- "We're seeing signs of the IPO market reopening and it is being led by growth equity." — Citi's Paul Abrahimzadeh thinks money is starting to flow into new listings, including tech companies.
- "You don't get to shake someone's hand and look them in the eye, but you do get to speak to a lot more people. That's a trade-off that people like." — BNP Paribas' Andreas Bernstorff thinks the virtual IPO roadshow might stick around.
- "If you feel like your timing is perfect, you're too late." — Square's Jim McKelvey thinks recessions are a great time to start a company, and you'll know you've timed it right if it feels too early.
- "Samsung is definitely a formidable rival for TSMC … [but] no single tech company or chip developer in the world will hope to source many of crucial chip components from its rival." — Cornucopia Capital's Eric Chen thinks Samsung's electronics business might hamper its contract manufacturing plans.
- "The self-operated business model helps JD to minimize the negative impacts from COVID-19 … compared to marketplace-model ecommerce such as Alibaba and Pinduoduo." — Guotai Junan's Danny Law thinks centralized ecommerce can perform better in this environment.
- "We see digital goods/services tax conversations advancing most rapidly in Europe." — Eurasia Group's David Livingston thinks governments might tax tech companies to pay for the COVID recovery — something which is already being proposed in the Philippines.
Room service is robots now

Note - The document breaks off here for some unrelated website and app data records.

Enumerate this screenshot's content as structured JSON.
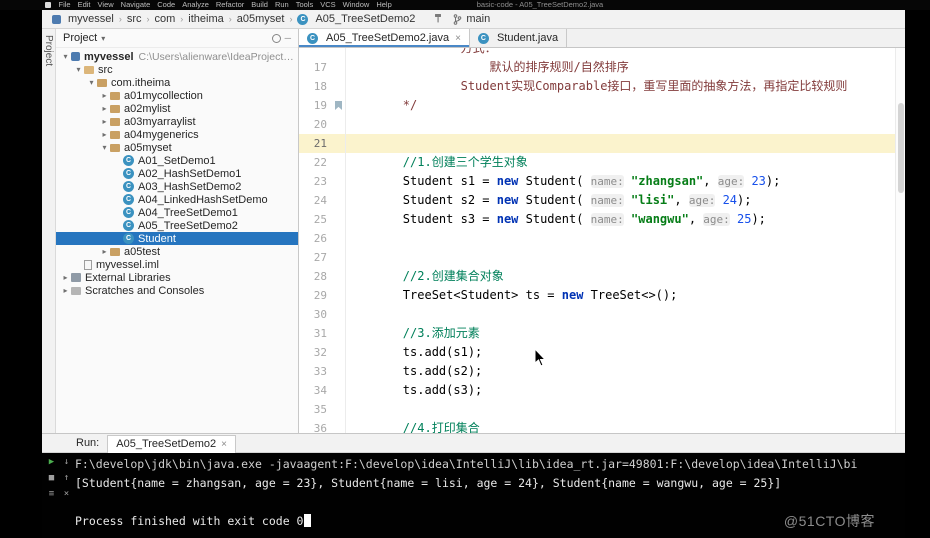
{
  "window": {
    "title": "basic-code - A05_TreeSetDemo2.java"
  },
  "menu_bar": {
    "items": [
      "File",
      "Edit",
      "View",
      "Navigate",
      "Code",
      "Analyze",
      "Refactor",
      "Build",
      "Run",
      "Tools",
      "VCS",
      "Window",
      "Help"
    ]
  },
  "nav_bar": {
    "crumbs": [
      {
        "label": "myvessel",
        "icon": "module"
      },
      {
        "label": "src"
      },
      {
        "label": "com"
      },
      {
        "label": "itheima"
      },
      {
        "label": "a05myset"
      },
      {
        "label": "A05_TreeSetDemo2",
        "icon": "class"
      }
    ],
    "git_branch": "main"
  },
  "project_panel": {
    "stripe_label": "Project",
    "header_title": "Project",
    "tree": [
      {
        "label": "myvessel",
        "detail": "C:\\Users\\alienware\\IdeaProjects\\basic-cod",
        "level": 0,
        "icon": "module",
        "arrow": "down",
        "bold": true
      },
      {
        "label": "src",
        "level": 1,
        "icon": "folder",
        "arrow": "down"
      },
      {
        "label": "com.itheima",
        "level": 2,
        "icon": "package",
        "arrow": "down"
      },
      {
        "label": "a01mycollection",
        "level": 3,
        "icon": "package",
        "arrow": "right"
      },
      {
        "label": "a02mylist",
        "level": 3,
        "icon": "package",
        "arrow": "right"
      },
      {
        "label": "a03myarraylist",
        "level": 3,
        "icon": "package",
        "arrow": "right"
      },
      {
        "label": "a04mygenerics",
        "level": 3,
        "icon": "package",
        "arrow": "right"
      },
      {
        "label": "a05myset",
        "level": 3,
        "icon": "package",
        "arrow": "down"
      },
      {
        "label": "A01_SetDemo1",
        "level": 4,
        "icon": "class"
      },
      {
        "label": "A02_HashSetDemo1",
        "level": 4,
        "icon": "class"
      },
      {
        "label": "A03_HashSetDemo2",
        "level": 4,
        "icon": "class"
      },
      {
        "label": "A04_LinkedHashSetDemo",
        "level": 4,
        "icon": "class"
      },
      {
        "label": "A04_TreeSetDemo1",
        "level": 4,
        "icon": "class"
      },
      {
        "label": "A05_TreeSetDemo2",
        "level": 4,
        "icon": "class"
      },
      {
        "label": "Student",
        "level": 4,
        "icon": "class",
        "selected": true
      },
      {
        "label": "a05test",
        "level": 3,
        "icon": "package",
        "arrow": "right"
      },
      {
        "label": "myvessel.iml",
        "level": 1,
        "icon": "file"
      },
      {
        "label": "External Libraries",
        "level": 0,
        "icon": "libraries",
        "arrow": "right"
      },
      {
        "label": "Scratches and Consoles",
        "level": 0,
        "icon": "scratches",
        "arrow": "right"
      }
    ]
  },
  "editor": {
    "tabs": [
      {
        "label": "A05_TreeSetDemo2.java",
        "active": true,
        "close": "×"
      },
      {
        "label": "Student.java",
        "active": false
      }
    ],
    "lines": [
      {
        "num": "",
        "tokens": [
          {
            "c": "doc",
            "t": "                方式："
          }
        ]
      },
      {
        "num": "17",
        "tokens": [
          {
            "c": "doc",
            "t": "                    默认的排序规则/自然排序"
          }
        ]
      },
      {
        "num": "18",
        "tokens": [
          {
            "c": "doc",
            "t": "                Student实现Comparable接口，重写里面的抽象方法，再指定比较规则"
          }
        ]
      },
      {
        "num": "19",
        "bookmark": true,
        "tokens": [
          {
            "c": "doc",
            "t": "        */"
          }
        ]
      },
      {
        "num": "20",
        "tokens": []
      },
      {
        "num": "21",
        "hl": true,
        "tokens": []
      },
      {
        "num": "22",
        "tokens": [
          {
            "c": "cmt",
            "t": "        //1.创建三个学生对象"
          }
        ]
      },
      {
        "num": "23",
        "tokens": [
          {
            "c": "pln",
            "t": "        Student s1 = "
          },
          {
            "c": "kw",
            "t": "new"
          },
          {
            "c": "pln",
            "t": " Student( "
          },
          {
            "c": "hint",
            "t": "name:"
          },
          {
            "c": "pln",
            "t": " "
          },
          {
            "c": "str",
            "t": "\"zhangsan\""
          },
          {
            "c": "pln",
            "t": ", "
          },
          {
            "c": "hint",
            "t": "age:"
          },
          {
            "c": "pln",
            "t": " "
          },
          {
            "c": "num",
            "t": "23"
          },
          {
            "c": "pln",
            "t": ");"
          }
        ]
      },
      {
        "num": "24",
        "tokens": [
          {
            "c": "pln",
            "t": "        Student s2 = "
          },
          {
            "c": "kw",
            "t": "new"
          },
          {
            "c": "pln",
            "t": " Student( "
          },
          {
            "c": "hint",
            "t": "name:"
          },
          {
            "c": "pln",
            "t": " "
          },
          {
            "c": "str",
            "t": "\"lisi\""
          },
          {
            "c": "pln",
            "t": ", "
          },
          {
            "c": "hint",
            "t": "age:"
          },
          {
            "c": "pln",
            "t": " "
          },
          {
            "c": "num",
            "t": "24"
          },
          {
            "c": "pln",
            "t": ");"
          }
        ]
      },
      {
        "num": "25",
        "tokens": [
          {
            "c": "pln",
            "t": "        Student s3 = "
          },
          {
            "c": "kw",
            "t": "new"
          },
          {
            "c": "pln",
            "t": " Student( "
          },
          {
            "c": "hint",
            "t": "name:"
          },
          {
            "c": "pln",
            "t": " "
          },
          {
            "c": "str",
            "t": "\"wangwu\""
          },
          {
            "c": "pln",
            "t": ", "
          },
          {
            "c": "hint",
            "t": "age:"
          },
          {
            "c": "pln",
            "t": " "
          },
          {
            "c": "num",
            "t": "25"
          },
          {
            "c": "pln",
            "t": ");"
          }
        ]
      },
      {
        "num": "26",
        "tokens": []
      },
      {
        "num": "27",
        "tokens": []
      },
      {
        "num": "28",
        "tokens": [
          {
            "c": "cmt",
            "t": "        //2.创建集合对象"
          }
        ]
      },
      {
        "num": "29",
        "tokens": [
          {
            "c": "pln",
            "t": "        TreeSet<Student> ts = "
          },
          {
            "c": "kw",
            "t": "new"
          },
          {
            "c": "pln",
            "t": " TreeSet<>();"
          }
        ]
      },
      {
        "num": "30",
        "tokens": []
      },
      {
        "num": "31",
        "tokens": [
          {
            "c": "cmt",
            "t": "        //3.添加元素"
          }
        ]
      },
      {
        "num": "32",
        "tokens": [
          {
            "c": "pln",
            "t": "        ts.add(s1);"
          }
        ]
      },
      {
        "num": "33",
        "tokens": [
          {
            "c": "pln",
            "t": "        ts.add(s2);"
          }
        ]
      },
      {
        "num": "34",
        "tokens": [
          {
            "c": "pln",
            "t": "        ts.add(s3);"
          }
        ]
      },
      {
        "num": "35",
        "tokens": []
      },
      {
        "num": "36",
        "tokens": [
          {
            "c": "cmt",
            "t": "        //4.打印集合"
          }
        ]
      }
    ]
  },
  "run_panel": {
    "label": "Run:",
    "tab_label": "A05_TreeSetDemo2",
    "tab_close": "×",
    "console": [
      {
        "text": "F:\\develop\\jdk\\bin\\java.exe -javaagent:F:\\develop\\idea\\IntelliJ\\lib\\idea_rt.jar=49801:F:\\develop\\idea\\IntelliJ\\bi",
        "dim": true
      },
      {
        "text": "[Student{name = zhangsan, age = 23}, Student{name = lisi, age = 24}, Student{name = wangwu, age = 25}]"
      },
      {
        "text": ""
      },
      {
        "text": "Process finished with exit code 0",
        "caret": true
      }
    ]
  },
  "watermark": "@51CTO博客"
}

I spent basically my entire weekend on TikTok, which I am newly addicted to. In an attempt to justify that time as being "productive," here's a cool thing I found: a Savioke robot delivering room service at an Indiana Holiday Inn. It's the cutest thing ever — it says "Yay!" when you give it a five star rating and even says "Bye!" when it leaves. I'm very excited for my next hotel trip.